- The prescribed legislation will not just apply to directors and substantial shareholders of a listed corporation. They extend the notification obligations to the chief executive officers of listed corporations.
- The notification obligations will apply to the relevant persons of not just Singapore incorporated companies but to foreign incorporated entities, both with a primary listing on the Singapore Exchange (the SGX-ST).
- The notification process is also now simplified for directors and substantial shareholders, who will no longer have to separately report their interests, and changes in interests, in securities to SGX-ST but only to the listed corporations. However, the listed corporations will be required to disclose this information to SGX-ST.
- In addition, a director of a listed corporation is required to notify the corporation in respect of his shareholdings in a related corporation. Such a notification must be made within 2 business days after (i) his appointment as director (ii) his acquiring or ceasing to have an interest or (iii) his becoming aware of a change in his interest.
- The penalties for fragrant breaches had been stiffened and the MAS can impose a fine of up to $250,000 and/or jail of up to two years for any contravention committed "intentionally or recklessly". Civil penalties may also be imposed.
- Electronic forms had been developed for use for the above notifications.
- The MAS will be bringing these amendments into force on 19 November 2012.
Other proposed new rules include the introduction of the concept of attributed liability: a corporation, a partnership or a limited liability partnership may face liability resulting from a contravention of a provision in Part XII (Market conduct) by its employee, officer, partner or manager (referred to as the contravening person) if it has either consented to or connived in the contravention, or been negligent as to its internal compliance policies and procedures.
The new proposed rules also empower MAS or any claimant to apply to court for an order against a third party to disgorge the benefit it has derived from trades conducted for it in contravention of any of the market misconduct provisions in Part XII. This new provisions are intended to prevent unjust enrichment by a third party where the person committing a contravention may not do so for his own account, but for the benefit of the third party.
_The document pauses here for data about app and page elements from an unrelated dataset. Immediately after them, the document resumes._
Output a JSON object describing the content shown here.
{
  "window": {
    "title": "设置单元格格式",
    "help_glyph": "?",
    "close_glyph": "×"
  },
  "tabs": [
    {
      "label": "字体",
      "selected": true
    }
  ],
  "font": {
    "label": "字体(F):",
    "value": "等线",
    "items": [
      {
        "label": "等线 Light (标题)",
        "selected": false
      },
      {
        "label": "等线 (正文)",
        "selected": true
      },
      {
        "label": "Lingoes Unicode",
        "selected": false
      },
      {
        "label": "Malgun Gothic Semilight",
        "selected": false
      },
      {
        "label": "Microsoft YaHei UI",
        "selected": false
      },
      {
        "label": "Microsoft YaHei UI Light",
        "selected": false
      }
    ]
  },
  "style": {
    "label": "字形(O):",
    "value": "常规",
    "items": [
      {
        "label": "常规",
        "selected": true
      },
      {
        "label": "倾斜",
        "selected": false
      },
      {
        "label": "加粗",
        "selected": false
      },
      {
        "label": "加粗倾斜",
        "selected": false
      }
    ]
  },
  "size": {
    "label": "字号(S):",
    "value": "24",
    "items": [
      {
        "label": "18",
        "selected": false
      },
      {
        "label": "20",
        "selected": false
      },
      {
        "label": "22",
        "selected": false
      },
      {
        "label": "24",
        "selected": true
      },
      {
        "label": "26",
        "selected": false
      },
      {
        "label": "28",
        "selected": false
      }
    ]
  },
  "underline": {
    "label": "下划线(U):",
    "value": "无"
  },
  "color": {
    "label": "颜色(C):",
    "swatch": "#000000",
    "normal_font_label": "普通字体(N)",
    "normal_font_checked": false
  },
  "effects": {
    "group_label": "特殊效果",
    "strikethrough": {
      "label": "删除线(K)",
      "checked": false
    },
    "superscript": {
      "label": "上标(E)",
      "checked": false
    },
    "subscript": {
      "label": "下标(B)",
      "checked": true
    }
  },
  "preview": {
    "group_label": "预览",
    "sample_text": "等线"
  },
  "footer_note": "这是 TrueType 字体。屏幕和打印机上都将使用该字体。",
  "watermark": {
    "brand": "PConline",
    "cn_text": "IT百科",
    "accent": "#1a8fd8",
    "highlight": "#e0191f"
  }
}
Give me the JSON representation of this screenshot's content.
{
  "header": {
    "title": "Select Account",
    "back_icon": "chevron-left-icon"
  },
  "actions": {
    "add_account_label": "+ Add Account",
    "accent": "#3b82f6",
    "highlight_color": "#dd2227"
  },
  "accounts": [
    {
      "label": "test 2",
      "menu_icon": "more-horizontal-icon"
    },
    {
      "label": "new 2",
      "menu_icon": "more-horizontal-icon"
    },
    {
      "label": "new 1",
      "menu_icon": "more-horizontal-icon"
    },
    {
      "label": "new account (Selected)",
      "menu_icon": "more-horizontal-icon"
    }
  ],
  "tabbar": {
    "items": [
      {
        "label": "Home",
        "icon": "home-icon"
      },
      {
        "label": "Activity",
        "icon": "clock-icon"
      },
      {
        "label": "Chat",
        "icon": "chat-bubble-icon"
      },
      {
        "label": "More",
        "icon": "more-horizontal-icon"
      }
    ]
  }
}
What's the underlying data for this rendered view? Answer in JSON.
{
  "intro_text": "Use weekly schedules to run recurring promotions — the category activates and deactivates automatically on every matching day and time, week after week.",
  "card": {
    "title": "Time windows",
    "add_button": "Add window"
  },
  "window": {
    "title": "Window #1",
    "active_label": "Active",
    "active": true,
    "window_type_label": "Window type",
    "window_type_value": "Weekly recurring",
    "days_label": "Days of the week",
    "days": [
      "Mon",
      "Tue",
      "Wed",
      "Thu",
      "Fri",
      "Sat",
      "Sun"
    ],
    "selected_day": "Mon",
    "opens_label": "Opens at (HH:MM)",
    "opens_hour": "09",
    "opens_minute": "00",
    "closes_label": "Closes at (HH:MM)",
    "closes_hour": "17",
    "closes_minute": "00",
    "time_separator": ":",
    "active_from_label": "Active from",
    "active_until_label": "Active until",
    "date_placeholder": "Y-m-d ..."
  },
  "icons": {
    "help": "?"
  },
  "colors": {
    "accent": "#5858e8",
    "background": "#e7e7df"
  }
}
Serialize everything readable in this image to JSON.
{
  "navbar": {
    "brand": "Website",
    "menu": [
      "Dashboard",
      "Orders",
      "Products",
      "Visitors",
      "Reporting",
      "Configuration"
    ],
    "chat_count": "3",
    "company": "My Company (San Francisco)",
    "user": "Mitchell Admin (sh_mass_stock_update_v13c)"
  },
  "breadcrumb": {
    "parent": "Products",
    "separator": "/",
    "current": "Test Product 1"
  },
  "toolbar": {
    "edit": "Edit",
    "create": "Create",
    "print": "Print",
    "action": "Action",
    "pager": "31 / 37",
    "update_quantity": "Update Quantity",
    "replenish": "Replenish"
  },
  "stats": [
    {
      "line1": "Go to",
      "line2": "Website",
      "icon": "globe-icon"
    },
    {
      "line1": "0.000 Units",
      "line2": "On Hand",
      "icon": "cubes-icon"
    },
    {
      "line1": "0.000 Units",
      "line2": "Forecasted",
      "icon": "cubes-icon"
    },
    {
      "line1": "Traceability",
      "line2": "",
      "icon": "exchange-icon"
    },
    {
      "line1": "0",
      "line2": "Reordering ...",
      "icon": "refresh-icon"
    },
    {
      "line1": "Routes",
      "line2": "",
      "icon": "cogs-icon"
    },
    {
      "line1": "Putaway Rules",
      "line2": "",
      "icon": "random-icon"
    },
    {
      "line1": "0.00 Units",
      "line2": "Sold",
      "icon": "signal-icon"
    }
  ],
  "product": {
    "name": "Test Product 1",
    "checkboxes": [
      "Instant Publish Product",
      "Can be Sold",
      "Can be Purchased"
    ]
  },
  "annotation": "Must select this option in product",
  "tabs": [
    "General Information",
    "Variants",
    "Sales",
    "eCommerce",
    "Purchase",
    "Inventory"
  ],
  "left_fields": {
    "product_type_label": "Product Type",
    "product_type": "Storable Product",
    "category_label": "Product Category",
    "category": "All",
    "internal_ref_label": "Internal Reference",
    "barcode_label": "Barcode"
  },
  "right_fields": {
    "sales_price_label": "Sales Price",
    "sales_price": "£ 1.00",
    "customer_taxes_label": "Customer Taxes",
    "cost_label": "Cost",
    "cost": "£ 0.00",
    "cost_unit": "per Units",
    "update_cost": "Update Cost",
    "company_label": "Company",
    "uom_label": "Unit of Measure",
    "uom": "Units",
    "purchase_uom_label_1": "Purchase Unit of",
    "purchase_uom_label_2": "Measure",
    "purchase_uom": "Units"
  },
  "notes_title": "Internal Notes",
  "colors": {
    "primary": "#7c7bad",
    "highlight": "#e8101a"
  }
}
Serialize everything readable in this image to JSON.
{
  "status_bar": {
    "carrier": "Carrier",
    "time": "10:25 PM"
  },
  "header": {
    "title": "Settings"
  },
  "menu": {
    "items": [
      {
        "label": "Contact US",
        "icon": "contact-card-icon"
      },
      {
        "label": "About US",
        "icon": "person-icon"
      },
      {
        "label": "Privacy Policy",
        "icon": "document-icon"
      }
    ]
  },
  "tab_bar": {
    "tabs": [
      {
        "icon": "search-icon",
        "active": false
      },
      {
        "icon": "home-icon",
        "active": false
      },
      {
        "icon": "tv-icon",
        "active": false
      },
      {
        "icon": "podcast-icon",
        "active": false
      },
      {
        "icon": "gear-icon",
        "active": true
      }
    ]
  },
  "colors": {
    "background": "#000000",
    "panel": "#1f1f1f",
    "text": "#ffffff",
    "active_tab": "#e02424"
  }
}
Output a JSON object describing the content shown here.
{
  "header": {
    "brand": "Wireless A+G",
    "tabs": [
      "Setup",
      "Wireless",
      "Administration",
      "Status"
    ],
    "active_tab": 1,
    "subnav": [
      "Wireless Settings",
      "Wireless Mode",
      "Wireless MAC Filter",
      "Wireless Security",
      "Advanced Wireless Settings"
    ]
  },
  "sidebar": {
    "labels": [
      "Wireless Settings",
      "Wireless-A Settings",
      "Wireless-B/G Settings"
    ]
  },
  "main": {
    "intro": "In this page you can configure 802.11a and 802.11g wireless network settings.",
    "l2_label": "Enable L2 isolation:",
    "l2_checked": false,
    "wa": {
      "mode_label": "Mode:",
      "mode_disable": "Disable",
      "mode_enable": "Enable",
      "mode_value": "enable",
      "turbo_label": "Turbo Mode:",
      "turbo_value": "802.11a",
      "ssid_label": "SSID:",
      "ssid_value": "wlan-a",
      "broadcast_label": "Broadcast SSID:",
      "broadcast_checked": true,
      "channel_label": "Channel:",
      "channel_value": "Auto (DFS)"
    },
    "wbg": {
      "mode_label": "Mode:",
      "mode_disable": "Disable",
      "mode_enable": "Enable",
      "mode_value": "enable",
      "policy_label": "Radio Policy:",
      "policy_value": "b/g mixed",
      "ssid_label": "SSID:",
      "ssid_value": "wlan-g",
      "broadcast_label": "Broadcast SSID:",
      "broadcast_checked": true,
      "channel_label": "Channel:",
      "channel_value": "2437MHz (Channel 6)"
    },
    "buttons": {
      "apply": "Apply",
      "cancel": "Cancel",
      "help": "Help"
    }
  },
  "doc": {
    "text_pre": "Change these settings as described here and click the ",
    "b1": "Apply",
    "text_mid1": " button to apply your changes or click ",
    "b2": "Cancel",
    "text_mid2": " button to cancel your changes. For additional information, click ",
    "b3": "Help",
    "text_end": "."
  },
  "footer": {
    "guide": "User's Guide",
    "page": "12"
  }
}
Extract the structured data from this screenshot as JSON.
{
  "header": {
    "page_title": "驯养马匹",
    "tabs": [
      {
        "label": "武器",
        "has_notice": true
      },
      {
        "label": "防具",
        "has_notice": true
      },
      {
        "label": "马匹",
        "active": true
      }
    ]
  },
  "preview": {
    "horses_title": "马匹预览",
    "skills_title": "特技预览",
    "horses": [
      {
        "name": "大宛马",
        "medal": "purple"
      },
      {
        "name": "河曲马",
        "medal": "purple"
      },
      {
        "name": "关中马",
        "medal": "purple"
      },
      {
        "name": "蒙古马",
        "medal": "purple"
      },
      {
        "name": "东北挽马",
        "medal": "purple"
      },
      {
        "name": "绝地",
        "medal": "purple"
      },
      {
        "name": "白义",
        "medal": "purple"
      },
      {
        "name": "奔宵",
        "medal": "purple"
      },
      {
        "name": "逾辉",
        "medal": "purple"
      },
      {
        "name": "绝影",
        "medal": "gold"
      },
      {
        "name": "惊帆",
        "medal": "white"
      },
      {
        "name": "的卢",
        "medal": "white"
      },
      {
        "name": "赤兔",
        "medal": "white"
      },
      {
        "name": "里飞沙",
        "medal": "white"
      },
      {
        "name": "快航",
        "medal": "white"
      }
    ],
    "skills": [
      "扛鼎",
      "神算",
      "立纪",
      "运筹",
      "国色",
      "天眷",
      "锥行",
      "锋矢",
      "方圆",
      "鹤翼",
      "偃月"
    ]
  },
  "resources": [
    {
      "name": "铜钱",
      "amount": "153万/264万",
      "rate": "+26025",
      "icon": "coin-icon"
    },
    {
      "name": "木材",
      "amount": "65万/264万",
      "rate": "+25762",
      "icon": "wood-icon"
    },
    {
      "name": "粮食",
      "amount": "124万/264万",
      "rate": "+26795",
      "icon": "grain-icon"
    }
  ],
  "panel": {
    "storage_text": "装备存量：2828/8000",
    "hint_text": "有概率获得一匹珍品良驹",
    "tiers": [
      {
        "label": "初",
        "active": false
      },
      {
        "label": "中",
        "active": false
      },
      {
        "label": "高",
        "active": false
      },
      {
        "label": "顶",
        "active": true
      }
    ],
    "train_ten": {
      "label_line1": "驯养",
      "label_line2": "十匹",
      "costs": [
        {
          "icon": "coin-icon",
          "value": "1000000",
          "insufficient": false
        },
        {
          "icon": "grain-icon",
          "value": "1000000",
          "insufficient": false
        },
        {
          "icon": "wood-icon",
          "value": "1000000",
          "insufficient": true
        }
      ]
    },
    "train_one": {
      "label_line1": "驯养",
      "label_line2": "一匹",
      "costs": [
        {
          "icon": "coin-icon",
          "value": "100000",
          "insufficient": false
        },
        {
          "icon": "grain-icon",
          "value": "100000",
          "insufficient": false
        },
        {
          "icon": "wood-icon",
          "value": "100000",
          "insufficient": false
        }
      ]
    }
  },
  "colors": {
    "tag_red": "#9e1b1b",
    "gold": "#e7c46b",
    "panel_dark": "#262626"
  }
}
The third party may show cause why the order for disgorgement should not be made. The court may refuse to order disgorgement or may order disgorgement of a lesser sum if it is satisfied that the third party acquired the benefit innocently and had altered its position in reliance on that acquisition. The sum ordered to be disgorged will be distributed to the claimants who file claims for compensation in the same manner as if they were filing claims against the person who committed the contravention. Any sum remaining under the order for disgorgement will be paid into the Consolidated Fund.
The key changes to the disclosure regime are set out in MAS’ press release, which can be accessed at http://www.mas.gov.sg/en/News-and-Publications/Press-Releases/2012/MAS-Simplifies-and-Enhances-Requirements-on-Disclosure-of-Interests-in-Listed-Entities.aspx. For any queries on the amendments, please contact our partner, Marcus Chow.
Other articles related to the Pulse newsletter for December 2012:
> Shareholders of suspended SGX-listed companies need timely updates and adequate disclosure> Divorce Proceedings by Habitual Residents – The Singapore Courts’ Jurisdiction> No tax avoidance - Singapore High Court upholds corporate restructuring> Cloud Control - What Singapore’s new data protection law, the Personal Data Protection Act 2012, means for mobile app development> Amendments to the Securities and Futures Act and regulations thereunder